Service of Values

Finally, the fourth service that requires work is the commitment to the timeless values of Torah that have always motivated us.  And so here I will indulge myself with a second rebbe story, this time from my daughter, Shira.  We are driving out to Palm Springs from Los Angeles to allow our children to play in the snow. The way my family drives is that I am generally the driver because I am the Dad. Elana sleeps because she is the (overworked) Mom. Jacob, after about an hour, usually falls asleep as well, leaving Shira and me to schmooze.  At the time, Shira is eight years old.

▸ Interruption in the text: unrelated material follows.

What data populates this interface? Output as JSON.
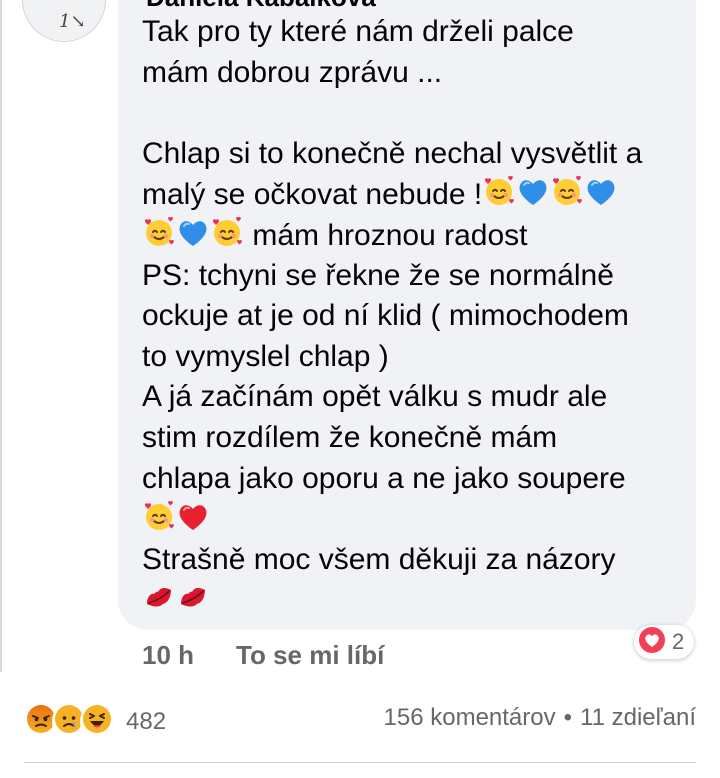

Shira says to me: “Turn on the radio” and she then tells me which station to turn in to.  I start hearing the words of my parents emerging from my throat:  “This is the music?  You can’t even understand what they are saying!”  Shira is able not only to sing the lyrics (which, frankly, I would prefer not to have known), she also knows every song and every group. As I am driving to the snow, I’m thinking that there is already a chasm separating my daughter from me.  There is this cultural gulf where we cannot connect. 

Shira then says to me, “Abba, do you want to be a king?”  I said to her, “No.” 

“Why not?” 

“Well, kings always have to be in public and they always at banquets, and..”  And I start to realize that I am describing the rabbinate. 

Shira says to me: “Abba, the boys in my class like to pretend that they are kings.”  (I think: “Great, eight years old and I now have to explain men to her”). 

“Sweetheart, that doesn’t stop.  They actually have that fantasy their whole life.” 

She says: “Would you like to have the money that a king has?”  I’m thinking that we are now approaching that chasm again this time a display of teenage materialism.  I say: “Shira, what would you do if you have the money of the King?” 
She says: “I would give a lot to the shul, I would use some to build schools, I would use some to make sure that hungry people could eat, and I use some to build a pool for dolphins.”

I suddenly realized that the gap separating my daughter from me is purely in the realm of esthetics.  Thanks to Torah, thanks to Judaism, in the realm of values there is no difference between her convictions and my own. 

Ours is the privilege to stand up in a world gone crazy and assert the values of Torah, to say that true freedom is to be found in a life of Mitzvot, in a commitment to Halakhah, in a commitment to the commandments that have made Jewish life sacred across the millennium.  It is ours to affirm that our Torah commands of us ethical rigor, to recognize the fundamental divinity shining inside each and every human soul, without exception.  Men and women, gay and straight, disabled and not yet disabled, Jewish and gentile - we are all God’s children. 

So, I plead with you – in an age of terrorism, let us embody the strength of freedom. In an age of barbarism, let us demonstrate the depth of the wisdom that comes from living and studying Torah.  In an age awash in materialism and hedonism let us offer the rootedness of a sacred and ancient tradition. And in an age flattened by a skeptical secularism, let us apply the balm of the service of God.

It is our task, and our great privilege, to remind the world, that we truly own only what we can share with others, and that our truest possessions – community, family, heritage, justice – are freely available to all.

In these four arenas, service of mind, hands, heart, and values, there is much work to be done, and much reward to be gained. With spirits high, with voices raised, nurtured with the strength of Torah, let us resolve to do accomplish the work for which God created us.

 

Rabbi Bradley Shavit Artson (http://www.bradartson.com) is the Dean of the Ziegler School of Rabbinic Studies at American Jewish University, where he is Vice President. He is the author of The Bedside Torah: Wisdom, Dreams, & Visions (McGraw Hill) and Jewish Answers to Real-Life Questions (Alef Design).